Many "experts" advise that you should not get personal in a business plan, and keep it very formal. In my opinion, this is bad advice. What you need is a strong mission statement that shows you have a clear vision of what you want to achieve, and a clear plan to do it. Not just a bland bullet-point list, but a statement that conveys your passion for your business and your goals.
Somebody investing in your business should feel that you are committed to seeing the project through, that you are determined to achieve your objectives. The bullet-point crowd are just as good at following rules, and this is not what is needed for success in business.
What is needed for success in business is drive, passion, determination... all personal qualities, so if you can’t put something personal, nobody will know that you have those necessary qualities.
5. Description of Product or Service
It is necessary to go into some detail when describing exactly what you plan to sell. Many entrepreneurs get so excited talking about their financial objective that they forget to give much information about the actual product or service they will be providing.
Don’t be shy. You need to really talk up the benefits of what you’re going to be offering, and that means you have to market your product or service as strongly as you would in your real marketing. You need not worry about seeming too enthusiastic. That’s another myth left over from a bygone time. Worry more about not being enthusiastic enough!
Apart from the obvious, which is a description of what you’re selling and why, you should also give some thought to less obvious (but still important) factors. These could include:
- Do you need any special licenses to provide the product or service?
- Are there any mandatory limits involved?
- Does your plan include expansion into other products and services?
The concept of mandatory limits probably needs some explanation. A mandatory limit is some restriction you can’t avoid. For example:
- If you are selling fruit, you have to sell it while it’s fresh.
- If you are running a child-care business, the local council will probably impose a limit on the number of children you are allowed to accept into care per day.

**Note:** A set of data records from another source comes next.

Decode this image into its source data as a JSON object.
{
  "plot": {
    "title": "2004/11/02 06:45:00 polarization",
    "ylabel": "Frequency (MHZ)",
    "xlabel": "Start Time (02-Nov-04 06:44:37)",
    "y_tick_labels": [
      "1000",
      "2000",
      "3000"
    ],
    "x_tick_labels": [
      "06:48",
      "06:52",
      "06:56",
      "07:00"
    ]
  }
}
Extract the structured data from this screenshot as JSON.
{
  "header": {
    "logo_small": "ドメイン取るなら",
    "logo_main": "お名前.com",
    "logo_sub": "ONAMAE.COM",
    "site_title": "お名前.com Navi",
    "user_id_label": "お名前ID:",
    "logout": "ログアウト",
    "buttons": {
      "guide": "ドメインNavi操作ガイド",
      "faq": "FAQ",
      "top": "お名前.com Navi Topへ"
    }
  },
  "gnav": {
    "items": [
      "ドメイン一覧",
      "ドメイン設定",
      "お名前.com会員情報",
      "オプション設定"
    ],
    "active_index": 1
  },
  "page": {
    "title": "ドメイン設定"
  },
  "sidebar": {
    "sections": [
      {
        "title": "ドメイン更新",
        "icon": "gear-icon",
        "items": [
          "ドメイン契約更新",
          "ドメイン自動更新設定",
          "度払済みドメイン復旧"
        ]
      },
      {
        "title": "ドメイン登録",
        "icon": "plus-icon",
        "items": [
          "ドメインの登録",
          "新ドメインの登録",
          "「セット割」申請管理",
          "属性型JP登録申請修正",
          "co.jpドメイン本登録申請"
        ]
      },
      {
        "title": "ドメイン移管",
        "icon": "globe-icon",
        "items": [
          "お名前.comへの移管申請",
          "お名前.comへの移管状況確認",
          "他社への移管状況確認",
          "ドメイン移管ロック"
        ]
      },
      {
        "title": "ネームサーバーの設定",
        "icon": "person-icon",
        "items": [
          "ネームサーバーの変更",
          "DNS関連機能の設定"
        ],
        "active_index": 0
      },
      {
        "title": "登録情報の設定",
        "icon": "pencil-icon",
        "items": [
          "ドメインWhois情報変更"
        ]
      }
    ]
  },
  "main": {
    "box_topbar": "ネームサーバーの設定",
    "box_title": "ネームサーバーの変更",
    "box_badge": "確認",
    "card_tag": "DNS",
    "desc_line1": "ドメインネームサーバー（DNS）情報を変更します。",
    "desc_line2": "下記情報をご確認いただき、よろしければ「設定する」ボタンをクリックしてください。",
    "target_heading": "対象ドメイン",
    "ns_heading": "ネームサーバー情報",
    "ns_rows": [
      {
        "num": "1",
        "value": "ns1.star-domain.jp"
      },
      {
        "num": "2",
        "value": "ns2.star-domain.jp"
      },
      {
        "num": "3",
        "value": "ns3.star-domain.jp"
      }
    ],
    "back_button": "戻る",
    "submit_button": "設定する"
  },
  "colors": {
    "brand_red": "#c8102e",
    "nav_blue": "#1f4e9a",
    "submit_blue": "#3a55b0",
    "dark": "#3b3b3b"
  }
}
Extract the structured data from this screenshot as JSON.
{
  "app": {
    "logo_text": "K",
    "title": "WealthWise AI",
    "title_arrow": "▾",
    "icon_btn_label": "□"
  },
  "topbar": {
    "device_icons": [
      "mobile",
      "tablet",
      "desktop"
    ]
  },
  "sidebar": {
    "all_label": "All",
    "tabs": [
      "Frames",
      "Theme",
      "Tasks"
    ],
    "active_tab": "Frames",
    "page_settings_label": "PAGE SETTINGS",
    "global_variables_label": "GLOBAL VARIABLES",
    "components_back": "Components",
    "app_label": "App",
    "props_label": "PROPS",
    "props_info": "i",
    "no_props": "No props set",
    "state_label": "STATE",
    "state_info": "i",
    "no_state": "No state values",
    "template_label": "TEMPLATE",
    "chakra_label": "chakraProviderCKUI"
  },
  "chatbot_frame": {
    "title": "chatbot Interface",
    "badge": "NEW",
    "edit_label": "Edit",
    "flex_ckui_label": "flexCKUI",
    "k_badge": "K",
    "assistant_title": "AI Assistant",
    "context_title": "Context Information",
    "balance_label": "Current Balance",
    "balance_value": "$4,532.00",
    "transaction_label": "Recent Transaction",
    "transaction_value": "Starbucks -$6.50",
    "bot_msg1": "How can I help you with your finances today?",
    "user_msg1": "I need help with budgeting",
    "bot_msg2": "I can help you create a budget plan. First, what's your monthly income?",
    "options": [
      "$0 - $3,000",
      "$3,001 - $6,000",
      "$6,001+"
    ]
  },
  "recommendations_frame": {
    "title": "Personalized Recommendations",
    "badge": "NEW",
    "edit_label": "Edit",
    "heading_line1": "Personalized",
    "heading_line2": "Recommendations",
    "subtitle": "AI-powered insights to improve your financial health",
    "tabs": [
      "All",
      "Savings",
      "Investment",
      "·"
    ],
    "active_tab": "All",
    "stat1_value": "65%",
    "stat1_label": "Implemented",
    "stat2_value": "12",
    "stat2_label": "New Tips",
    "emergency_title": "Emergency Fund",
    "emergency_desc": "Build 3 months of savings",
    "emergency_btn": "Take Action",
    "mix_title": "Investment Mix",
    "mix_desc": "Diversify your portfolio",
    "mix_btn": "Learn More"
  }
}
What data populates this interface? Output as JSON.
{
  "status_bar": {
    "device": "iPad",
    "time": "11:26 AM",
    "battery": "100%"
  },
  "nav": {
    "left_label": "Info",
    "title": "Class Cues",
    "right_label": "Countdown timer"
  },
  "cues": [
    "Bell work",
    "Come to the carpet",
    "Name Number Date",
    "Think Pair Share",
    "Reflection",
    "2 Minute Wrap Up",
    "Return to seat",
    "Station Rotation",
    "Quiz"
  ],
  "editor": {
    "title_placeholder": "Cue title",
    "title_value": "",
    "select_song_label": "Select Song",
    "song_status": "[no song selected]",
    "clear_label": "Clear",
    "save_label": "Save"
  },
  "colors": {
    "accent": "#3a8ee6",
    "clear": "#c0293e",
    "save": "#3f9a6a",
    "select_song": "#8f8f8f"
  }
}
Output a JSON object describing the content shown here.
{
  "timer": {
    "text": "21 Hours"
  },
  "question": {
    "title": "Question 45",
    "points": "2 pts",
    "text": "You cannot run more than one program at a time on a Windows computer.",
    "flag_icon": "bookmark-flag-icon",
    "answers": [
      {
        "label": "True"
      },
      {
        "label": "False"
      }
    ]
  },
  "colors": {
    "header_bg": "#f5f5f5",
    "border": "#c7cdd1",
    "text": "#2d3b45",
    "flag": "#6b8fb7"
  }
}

- If you sell computer hardware, your supplier may require you to purchase a minimum quantity of stock, which can be a financial risk in an industry where technology quickly becomes obsolete.
See Also: How to Understand a Business Plan
The items I have listed above are especially important ones to include in a business plan and require special attention because they are also areas that investors and financiers focus on. These sections tell readers who you are, what you are selling, how you will sell it, and most importantly whether you will make any money from the activity.
You may find you disagree with the items I have listed, so if you feel there are other sections of the business plan that deserve more attention, why not share your thoughts in the comments section below?